● **Task prompt**
All lines with the word "Producer" must be pulled from the entries below.

● **Dataset records**
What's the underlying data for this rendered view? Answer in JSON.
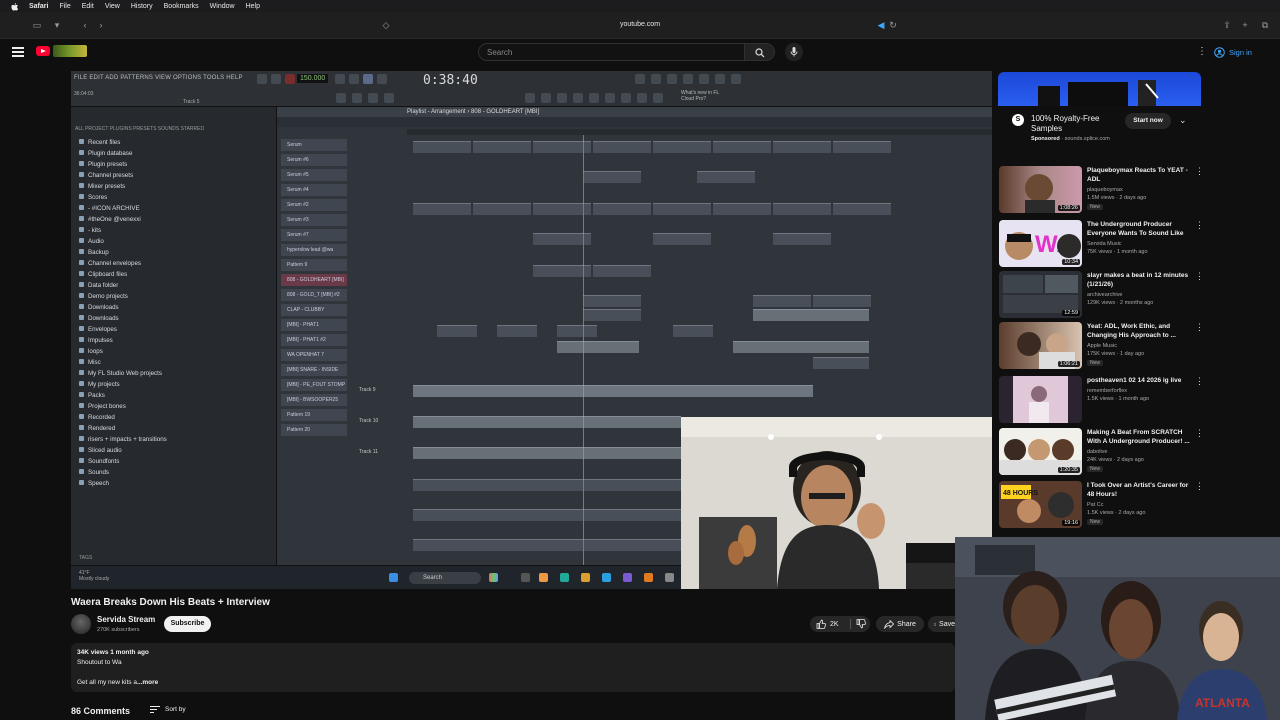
{
  "menubar": {
    "app": "Safari",
    "items": [
      "File",
      "Edit",
      "View",
      "History",
      "Bookmarks",
      "Window",
      "Help"
    ]
  },
  "toolbar": {
    "url": "youtube.com"
  },
  "header": {
    "search_placeholder": "Search",
    "sign_in": "Sign in"
  },
  "player": {
    "fl_menu": "FILE EDIT ADD PATTERNS VIEW OPTIONS TOOLS HELP",
    "fl_time": "0:38:40",
    "fl_tempo": "150.000",
    "fl_project": "36:04:03",
    "fl_pattern_label": "Track 5",
    "fl_news": "What's new in FL Cloud Pro?",
    "playlist_title": "Playlist - Arrangement › 808 - GOLDHEART [MBI]",
    "browser_tabs": "ALL   PROJECT   PLUGINS   PRESETS   SOUNDS   STARRED",
    "browser_items": [
      "Recent files",
      "Plugin database",
      "Plugin presets",
      "Channel presets",
      "Mixer presets",
      "Scores",
      "- #ICON ARCHIVE",
      "#theOne @venexxi",
      "- kits",
      "Audio",
      "Backup",
      "Channel envelopes",
      "Clipboard files",
      "Data folder",
      "Demo projects",
      "Downloads",
      "Downloads",
      "Envelopes",
      "Impulses",
      "loops",
      "Misc",
      "My FL Studio Web projects",
      "My projects",
      "Packs",
      "Project bones",
      "Recorded",
      "Rendered",
      "risers + impacts + transitions",
      "Sliced audio",
      "Soundfonts",
      "Sounds",
      "Speech"
    ],
    "browser_footer": "TAGS",
    "picker": [
      "Serum",
      "Serum #6",
      "Serum #5",
      "Serum #4",
      "Serum #2",
      "Serum #3",
      "Serum #7",
      "hyperslow lead @wa",
      "Pattern 9",
      "808 - GOLDHEART [MBI]",
      "808 - GOLD_T [MBI] #2",
      "CLAP - CLUBBY",
      "[MBI] - PHAT1",
      "[MBI] - PHAT1 #2",
      "WA OPENHAT 7",
      "[MBI] SNARE - INSIDE",
      "[MBI] - PE_FOUT STOMP",
      "[MBI] - BWSOOPER25",
      "Pattern 19",
      "Pattern 20"
    ],
    "tracks": [
      "Track 9",
      "Track 10",
      "Track 11"
    ],
    "taskbar_weather_temp": "41°F",
    "taskbar_weather_desc": "Mostly cloudy",
    "taskbar_search": "Search"
  },
  "video": {
    "title": "Waera Breaks Down His Beats + Interview",
    "channel": "Servida Stream",
    "subscribers": "270K subscribers",
    "subscribe_label": "Subscribe",
    "likes": "2K",
    "share_label": "Share",
    "save_label": "Save",
    "views_date": "34K views  1 month ago",
    "desc_line1": "Shoutout to Wa",
    "desc_line2": "Get all my new kits a",
    "more": "...more",
    "comments": "86 Comments",
    "sort_by": "Sort by"
  },
  "ad": {
    "title": "100% Royalty-Free Samples",
    "sponsored": "Sponsored",
    "domain": "sounds.splice.com",
    "cta": "Start now"
  },
  "recommendations": [
    {
      "title": "Plaqueboymax Reacts To YEAT - ADL",
      "channel": "plaqueboymax",
      "views": "1.5M views · 2 days ago",
      "duration": "1:08:26",
      "badge": "New"
    },
    {
      "title": "The Underground Producer Everyone Wants To Sound Like",
      "channel": "Servida Music",
      "views": "75K views · 1 month ago",
      "duration": "10:34",
      "badge": ""
    },
    {
      "title": "slayr makes a beat in 12 minutes (1/21/26)",
      "channel": "archivearchive",
      "views": "129K views · 2 months ago",
      "duration": "12:59",
      "badge": ""
    },
    {
      "title": "Yeat: ADL, Work Ethic, and Changing His Approach to ...",
      "channel": "Apple Music",
      "views": "175K views · 1 day ago",
      "duration": "1:06:21",
      "badge": "New"
    },
    {
      "title": "postheaven1 02 14 2026 ig live",
      "channel": "rememberforflex",
      "views": "1.5K views · 1 month ago",
      "duration": "",
      "badge": ""
    },
    {
      "title": "Making A Beat From SCRATCH With A Underground Producer! ...",
      "channel": "dabolive",
      "views": "24K views · 2 days ago",
      "duration": "1:20:35",
      "badge": "New"
    },
    {
      "title": "I Took Over an Artist's Career for 48 Hours!",
      "channel": "Pat Cc",
      "views": "1.5K views · 2 days ago",
      "duration": "19:16",
      "badge": "New"
    }
  ],
  "colors": {
    "accent": "#ff0033",
    "link": "#3ea6ff",
    "ad_banner": "#2a5ff0"
  }
}
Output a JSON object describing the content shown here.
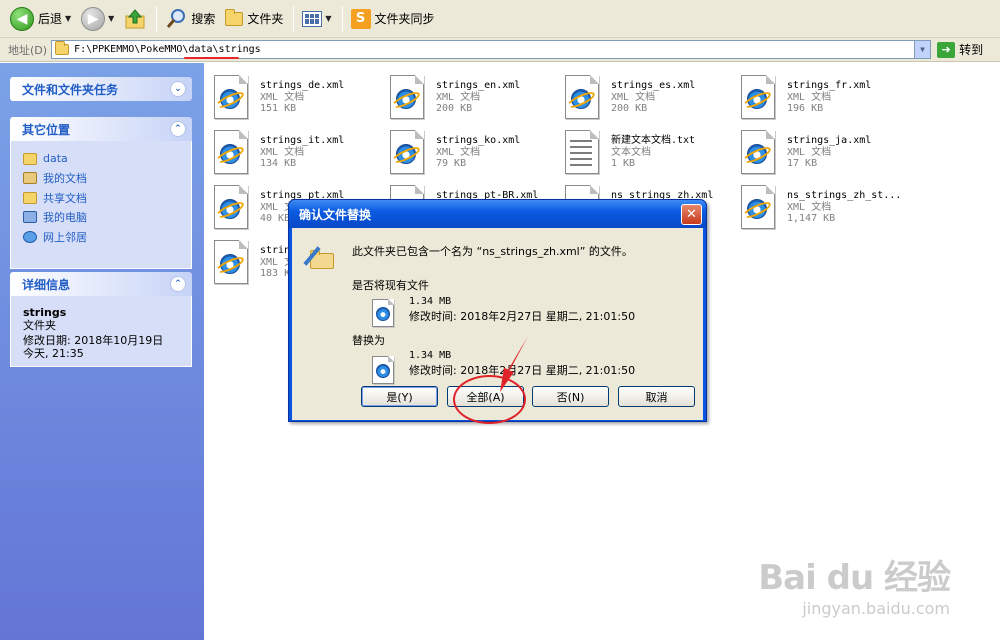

● **Task response**
      "title": "The Underground Producer Everyone Wants To Sound Like",
      "title": "Making A Beat From SCRATCH With A Underground Producer! ...",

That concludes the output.